My wife and I, with our two children, were living in Canberra when I received the disturbing news that the man who had taught me to ride a horse, milk a cow, trap and skin a rabbit, husk corn and many other skills, was dying from lymphatic cancer. He was making frequent visits to the Prince of Wales Hospital at Randwick for treatment and was visited by my mother who lived at Bondi. Of course, his beloved Dot was at his side. This very proud man, whose masculinity was so important to him, told my mother how ashamed he was of his body, a once powerful body that was wasting away day by day.

We visited Sydney and had hoped to see him while we were there, but were told that he had returned home to the Hunter Valley. Back in Canberra, a few days later I was to learn that he had actually been back in the Prince of Wales when we had been in Sydney. He had had to make an unscheduled visit because of failing health.

I am pleased that I wrote to him in his last days and he was apparently excited in reading it and had a good laugh when I reminded him of when he had lost his temper when Denis, Marie Lukins and I did something which now escapes my mind. I also wrote to Dot following his death in 1971 and she wrote a letter which is still in my possession. In it she also remarked on his good and bad habits. Of the latter she wrote, ’Such as the time when you, Denis & Marie spilt the calves’ milk.’ Perhaps that is the incident I have forgotten. Dot also wrote, ‘I miss him so much I could curl up and die’. Dot died in 1979. Sadly, I was not to learn of her passing until thirty-one years had passed, as she had changed her address and passed away before we were notified.

Guy’s Headstone

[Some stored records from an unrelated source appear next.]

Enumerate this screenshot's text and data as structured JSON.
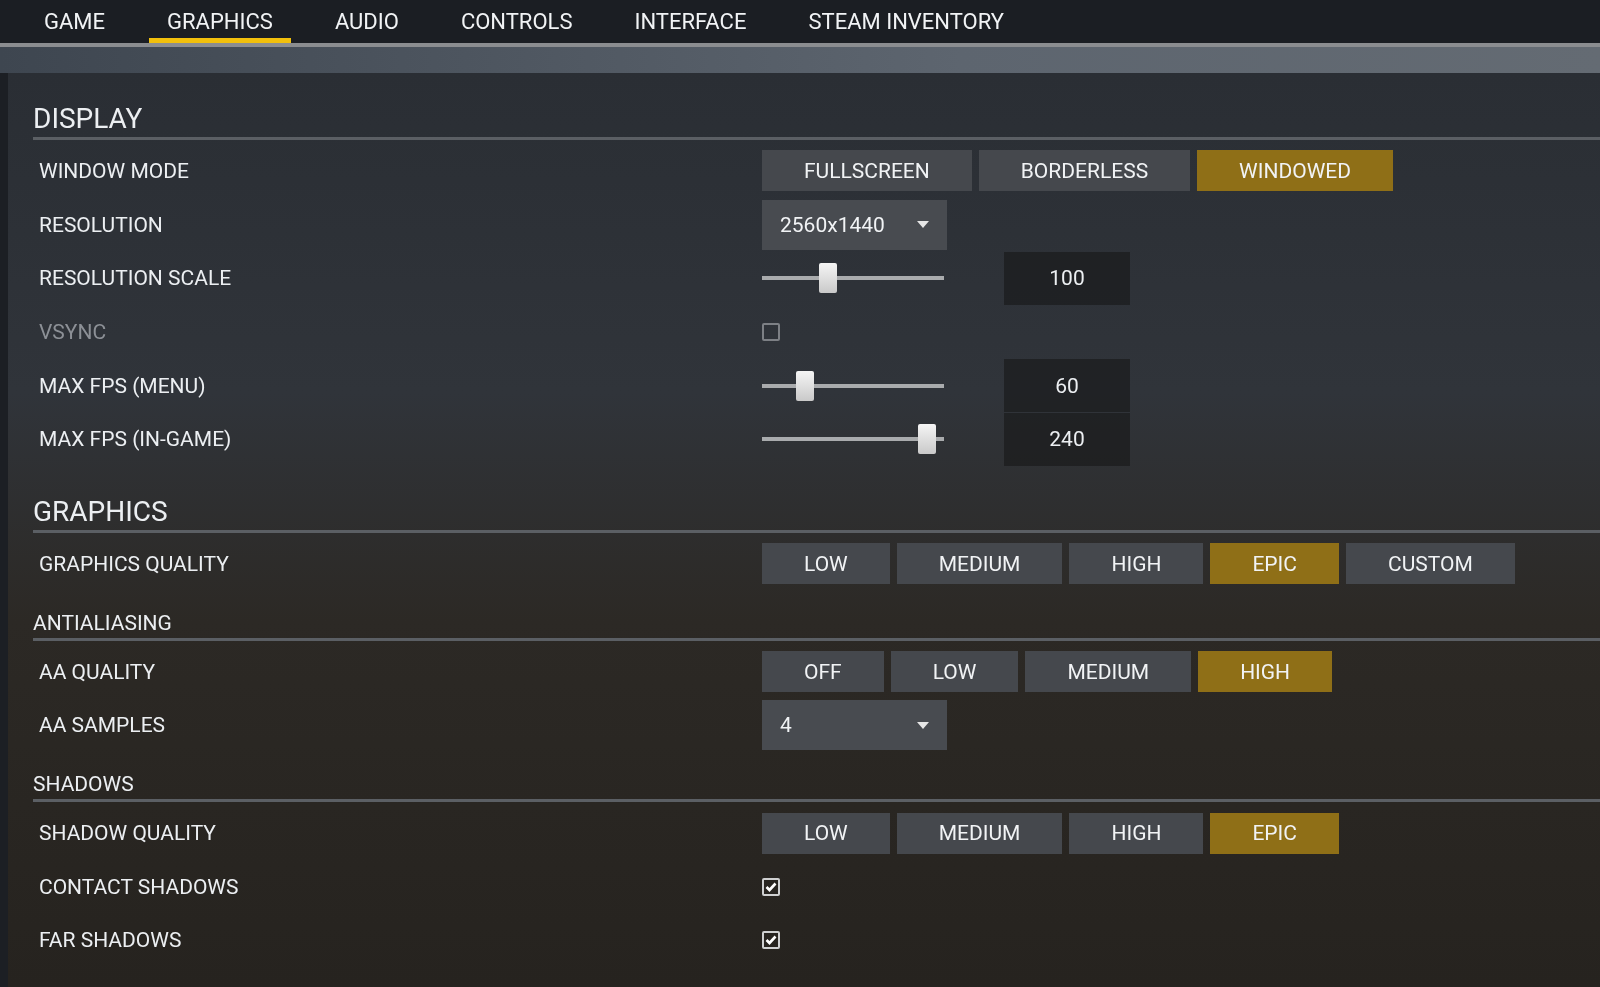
{
  "tabs": [
    {
      "label": "GAME",
      "selected": false
    },
    {
      "label": "GRAPHICS",
      "selected": true
    },
    {
      "label": "AUDIO",
      "selected": false
    },
    {
      "label": "CONTROLS",
      "selected": false
    },
    {
      "label": "INTERFACE",
      "selected": false
    },
    {
      "label": "STEAM INVENTORY",
      "selected": false
    }
  ],
  "sections": [
    {
      "title": "DISPLAY",
      "kind": "major",
      "rows": [
        {
          "label": "WINDOW MODE",
          "kind": "segmented",
          "disabled": false,
          "options": [
            {
              "label": "FULLSCREEN",
              "selected": false
            },
            {
              "label": "BORDERLESS",
              "selected": false
            },
            {
              "label": "WINDOWED",
              "selected": true
            }
          ]
        },
        {
          "label": "RESOLUTION",
          "kind": "dropdown",
          "disabled": false,
          "value": "2560x1440"
        },
        {
          "label": "RESOLUTION SCALE",
          "kind": "slider",
          "disabled": false,
          "level": 0.35,
          "reading": "100"
        },
        {
          "label": "VSYNC",
          "kind": "checkbox",
          "disabled": true,
          "checked": false
        },
        {
          "label": "MAX FPS (MENU)",
          "kind": "slider",
          "disabled": false,
          "level": 0.21,
          "reading": "60"
        },
        {
          "label": "MAX FPS (IN-GAME)",
          "kind": "slider",
          "disabled": false,
          "level": 0.95,
          "reading": "240"
        }
      ]
    },
    {
      "title": "GRAPHICS",
      "kind": "major",
      "rows": [
        {
          "label": "GRAPHICS QUALITY",
          "kind": "segmented",
          "disabled": false,
          "options": [
            {
              "label": "LOW",
              "selected": false
            },
            {
              "label": "MEDIUM",
              "selected": false
            },
            {
              "label": "HIGH",
              "selected": false
            },
            {
              "label": "EPIC",
              "selected": true
            },
            {
              "label": "CUSTOM",
              "selected": false
            }
          ]
        }
      ]
    },
    {
      "title": "ANTIALIASING",
      "kind": "minor",
      "rows": [
        {
          "label": "AA QUALITY",
          "kind": "segmented",
          "disabled": false,
          "options": [
            {
              "label": "OFF",
              "selected": false
            },
            {
              "label": "LOW",
              "selected": false
            },
            {
              "label": "MEDIUM",
              "selected": false
            },
            {
              "label": "HIGH",
              "selected": true
            }
          ]
        },
        {
          "label": "AA SAMPLES",
          "kind": "dropdown",
          "disabled": false,
          "value": "4"
        }
      ]
    },
    {
      "title": "SHADOWS",
      "kind": "minor",
      "rows": [
        {
          "label": "SHADOW QUALITY",
          "kind": "segmented",
          "disabled": false,
          "options": [
            {
              "label": "LOW",
              "selected": false
            },
            {
              "label": "MEDIUM",
              "selected": false
            },
            {
              "label": "HIGH",
              "selected": false
            },
            {
              "label": "EPIC",
              "selected": true
            }
          ]
        },
        {
          "label": "CONTACT SHADOWS",
          "kind": "checkbox",
          "disabled": false,
          "checked": true
        },
        {
          "label": "FAR SHADOWS",
          "kind": "checkbox",
          "disabled": false,
          "checked": true
        }
      ]
    }
  ]
}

It would be anachronistic to judge someone like Guy Prior by today’s standards. Men like him do not exist today. As we have seen, he was not without his faults. However, he was, to me at least, superior in many ways to the men of his day. He had a typical bushman’s laconic sense of humour, was a powerful and physical man, a good provider, a gentleman with women, but past a certain point, he would rather fight than argue. Especially, he was wonderful with the few children who had the good fortune to know and learn from him, no-one more than I.